In the early Sixties, garages were something of a rarity except for people I thought were rich. These people -- the local banker, contractors, insurance agents, mining company executives -- were comfortable but not wealthy. I had no concept what wealth meant until I went away to college and met kids who had gone to prep school. One of my friends' parents had a summer cottage on Lake Canandaigua, near Rochester, New York. The cottage was bigger than any Alaskan home I had ever seen.

Merchants usually had a limited selection of goods, and when they ran out, resupply was weeks away. Mail order? Sure, the big catalog companies served the entire state, but three day service from New York or Chicago was unknown. The good restaurants offered well-prepared dishes from the traditional American cookbook, but you were not going to see menus with six or eight different salads and a variety of vegetarian dishes. Nobody had heard of calamari -- or the many spices available at bodegas and other ethnic outlets. Food along the highway system could be especially bad. Overcooked beef was a specialty -- as were soggy pies featuring a red, blue or yellow gelatinous filling that roadside cooks passed of as strawberry, blueberry, and lemon.
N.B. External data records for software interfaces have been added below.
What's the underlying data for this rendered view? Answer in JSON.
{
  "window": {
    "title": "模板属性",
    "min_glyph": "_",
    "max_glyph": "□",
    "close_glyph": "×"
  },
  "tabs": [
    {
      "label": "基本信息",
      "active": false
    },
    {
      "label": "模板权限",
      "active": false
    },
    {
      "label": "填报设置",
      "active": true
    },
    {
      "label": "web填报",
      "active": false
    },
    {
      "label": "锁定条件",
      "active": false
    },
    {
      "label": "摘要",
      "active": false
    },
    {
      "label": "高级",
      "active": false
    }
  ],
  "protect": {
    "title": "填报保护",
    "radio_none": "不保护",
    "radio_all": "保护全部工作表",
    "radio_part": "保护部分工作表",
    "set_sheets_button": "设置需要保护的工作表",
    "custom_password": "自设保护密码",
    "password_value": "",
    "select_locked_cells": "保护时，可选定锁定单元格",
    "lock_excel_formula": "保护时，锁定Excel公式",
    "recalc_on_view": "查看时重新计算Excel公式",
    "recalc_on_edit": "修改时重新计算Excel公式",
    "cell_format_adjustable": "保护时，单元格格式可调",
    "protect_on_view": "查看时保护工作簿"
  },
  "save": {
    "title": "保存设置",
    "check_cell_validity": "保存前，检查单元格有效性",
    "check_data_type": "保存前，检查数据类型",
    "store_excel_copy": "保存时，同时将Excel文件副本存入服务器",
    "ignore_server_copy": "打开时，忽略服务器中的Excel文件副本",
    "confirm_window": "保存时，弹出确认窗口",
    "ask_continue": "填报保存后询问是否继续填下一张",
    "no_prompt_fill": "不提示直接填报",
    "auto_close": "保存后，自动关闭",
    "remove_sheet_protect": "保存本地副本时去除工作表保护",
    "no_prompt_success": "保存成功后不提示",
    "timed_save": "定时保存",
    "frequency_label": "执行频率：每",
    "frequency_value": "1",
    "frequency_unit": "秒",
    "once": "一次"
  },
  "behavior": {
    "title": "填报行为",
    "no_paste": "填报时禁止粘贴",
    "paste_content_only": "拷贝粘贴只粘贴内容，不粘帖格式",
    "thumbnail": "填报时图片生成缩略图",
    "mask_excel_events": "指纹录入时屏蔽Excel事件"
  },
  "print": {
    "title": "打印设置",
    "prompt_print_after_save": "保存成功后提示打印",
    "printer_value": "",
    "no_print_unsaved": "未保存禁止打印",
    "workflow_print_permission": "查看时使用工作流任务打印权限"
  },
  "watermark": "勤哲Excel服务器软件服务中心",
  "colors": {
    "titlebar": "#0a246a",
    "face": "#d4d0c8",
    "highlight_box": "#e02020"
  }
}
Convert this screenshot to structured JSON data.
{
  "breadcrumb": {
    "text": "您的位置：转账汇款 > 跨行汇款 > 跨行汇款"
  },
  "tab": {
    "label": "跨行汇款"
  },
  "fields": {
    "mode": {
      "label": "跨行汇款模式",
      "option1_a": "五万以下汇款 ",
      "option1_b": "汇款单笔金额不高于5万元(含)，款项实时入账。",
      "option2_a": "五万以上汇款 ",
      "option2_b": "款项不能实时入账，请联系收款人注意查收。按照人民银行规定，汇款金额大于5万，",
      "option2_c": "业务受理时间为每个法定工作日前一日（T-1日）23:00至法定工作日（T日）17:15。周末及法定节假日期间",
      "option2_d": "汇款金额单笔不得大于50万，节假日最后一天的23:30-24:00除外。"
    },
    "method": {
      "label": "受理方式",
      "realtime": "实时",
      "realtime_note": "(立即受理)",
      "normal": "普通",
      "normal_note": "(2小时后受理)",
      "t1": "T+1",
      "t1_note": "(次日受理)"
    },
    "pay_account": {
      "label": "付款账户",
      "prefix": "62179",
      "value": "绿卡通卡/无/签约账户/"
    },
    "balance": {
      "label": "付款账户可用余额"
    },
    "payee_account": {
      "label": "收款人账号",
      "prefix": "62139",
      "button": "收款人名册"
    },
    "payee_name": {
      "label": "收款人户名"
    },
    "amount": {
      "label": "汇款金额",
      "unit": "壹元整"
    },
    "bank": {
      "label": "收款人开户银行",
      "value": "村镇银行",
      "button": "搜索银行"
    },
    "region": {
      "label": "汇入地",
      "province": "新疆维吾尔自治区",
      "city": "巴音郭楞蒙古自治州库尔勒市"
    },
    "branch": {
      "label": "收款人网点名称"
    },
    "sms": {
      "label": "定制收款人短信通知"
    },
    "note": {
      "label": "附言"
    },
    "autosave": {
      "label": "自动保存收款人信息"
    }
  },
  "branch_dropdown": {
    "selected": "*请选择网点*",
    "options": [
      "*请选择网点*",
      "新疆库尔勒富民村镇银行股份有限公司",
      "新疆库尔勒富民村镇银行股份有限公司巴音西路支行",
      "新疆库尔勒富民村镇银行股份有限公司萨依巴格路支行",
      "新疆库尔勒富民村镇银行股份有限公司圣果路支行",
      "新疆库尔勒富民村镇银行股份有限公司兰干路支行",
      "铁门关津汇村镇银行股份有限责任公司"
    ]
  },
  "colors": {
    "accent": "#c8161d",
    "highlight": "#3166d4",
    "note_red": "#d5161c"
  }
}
I don't think I knew anybody who had the money for a vacation except a couple of my Dad's construction-hand friends, bachelors, who saved their pay checks for Christmas in California or Arizona. You certainly could not borrow money for a vacation before credit card companies and financial institutions filled Alaskan consumers' mailboxes with card and cash offers. During the winters of yesteryear, construction workers and other seasonal workers with families -- my Dad Fabian for one -- went into debt to the grocery store, dry goods store, drug store, the dentist and other professionals. They ran up tabs and paid their debts in the spring, plus interest, when they finally returned to work or, in the case of trappers like my Dad, sold their catch -- marten, lynx, fox, mink and perhaps beaver -- to a fur buyer.

The Alaska Native Claims Settlement Act was a dream Willie Hensley, Emil Notti and a few others Native leaders incompletely foresaw, and nobody foresaw the wealth and opportunity the claims act would bring to Native corporations and their shareholders after they became Alaska's largest private landowners.

Nobody imagined the Alaska Permanent Fund dividend. Free money from the state of Alaska? You're dreaming. In my childhood, the territory sent old-timers like Shorty Harbell modest checks for "old age relief, but after the old-timer died, the administrator of his or her estate was expected to pay back the territory if the estate contained anything of value that could become converted into cash. (The territory did not get much back. Sourdoughs with a half-century in Alaska who died worth less than $200 were common. One itemized estate record I saw included a list of the old-timers socks under the heading "socks, holes. Value 10 cents.")

The oil industry, the source of most permanent fund money, was exploring statewide and had made important finds on the Kenai Peninsula, but oil's contribution to the economy was modest - as was oil's political power in Juneau. When I left Lathrop High School, I had never met anyone who worked for the oil industry.

In the Sixties, politicians, newspaper editors, academics and a few others with visionary tendencies talked about the future. They only thing they agreed on -- change was coming. They certainly were right about that, even if the specifics escaped them.

Michael Carey is the former editorial page editor of the Anchorage Daily News. He can be reached at mcarey@adn.com.



By MICHAEL CAREY